Amid tight security, a court in China sentenced a private businessman to three years in prison for organizing peaceful protests by fellow investors against the seizure of their oil wells. The wells, in which Feng Bingxian and about 6,000 others had invested more than $800 million as the demand for energy in China gathered speed, were seized by a provincial government in 2003. News reports have described the compensation they were paid as "paltry." Critics said the widely watched case appears to undermine the central government's pledge to respect private property.
For the second time in three months, a Latin American government ordered its ambassador to Venezuela home. Peru's Foreign Ministry said the move was necessitated by the interference of President Hugo Chávez in internal Peruvian affairs. Earlier this week, Chávez met with - and warmly praised - visiting presidential candidate Ollanta Humala, a fellow avowed nationalist who has surged ahead in recent opinion polls. Both are outspoken opponents of the proposed Free Trade Area of the Americas. Humala faces ex-member of Congress Lourdes Flores in an April election. In November, Mexico expelled Venezuela's ambassador and recalled its own after Chávez referred to President Vicente Fox in disrespectful terms. Chávez refused to apologize, but the two governments have since said they're willing to restore full diplomatic ties.

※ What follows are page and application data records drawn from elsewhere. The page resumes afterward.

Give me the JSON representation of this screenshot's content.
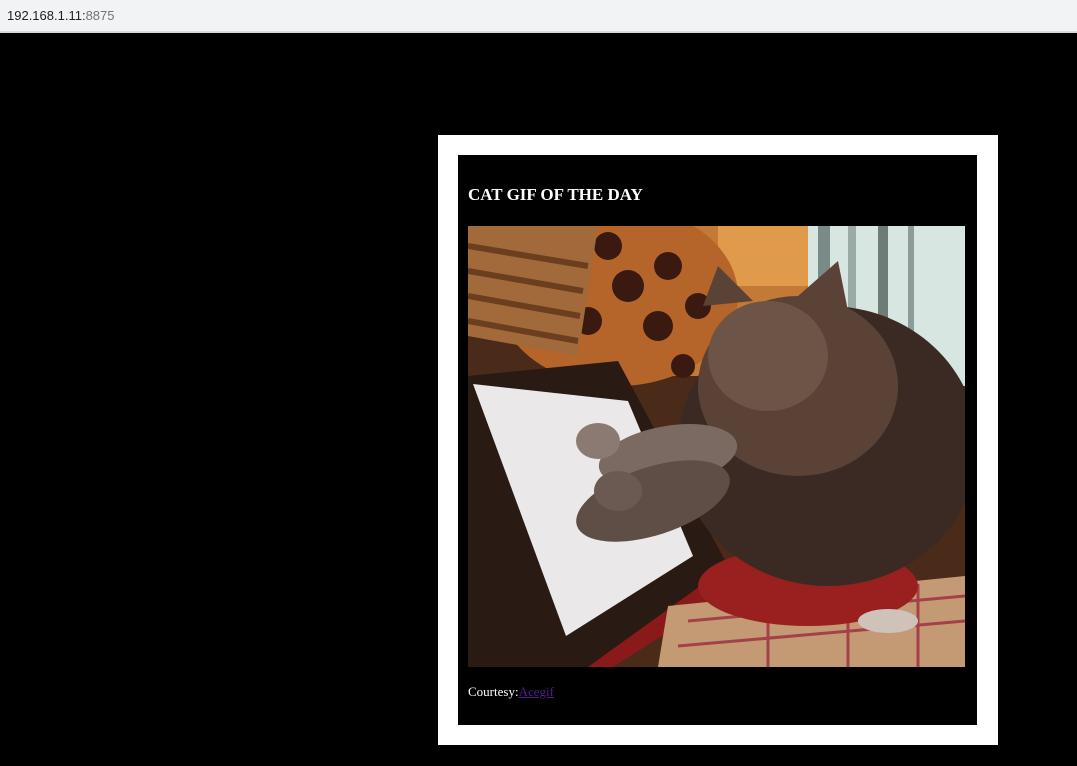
{
  "browser": {
    "url_host": "192.168.1.11:",
    "url_port": "8875"
  },
  "card": {
    "title": "CAT GIF OF THE DAY",
    "courtesy_label": "Courtesy:",
    "courtesy_link": "Acegif"
  },
  "colors": {
    "page_background": "#000000",
    "card_frame": "#ffffff",
    "visited_link": "#551a8b"
  }
}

At least 23 people were reported dead and more than 80 others were hurt in Mecca, Islam's holiest city, when the hostel in which they were staying collapsed. The victims were Muslim pilgrims who were in Saudi Arabia for the annual hajj and had just returned to the building following midday prayers at the Grand Mosque. Most of them were from India, Egypt, Tunisia, and the United Arab Emirates, security sources said. The collapse was the latest in a series of tragedies that have beset the hajj as the number of pilgrims has soared. Almost 2,400 Muslims died and hundreds more have been hurt in recent years in stampedes, an anti-US demonstration, and an inferno started by a cooking fire in an outdoor encampment.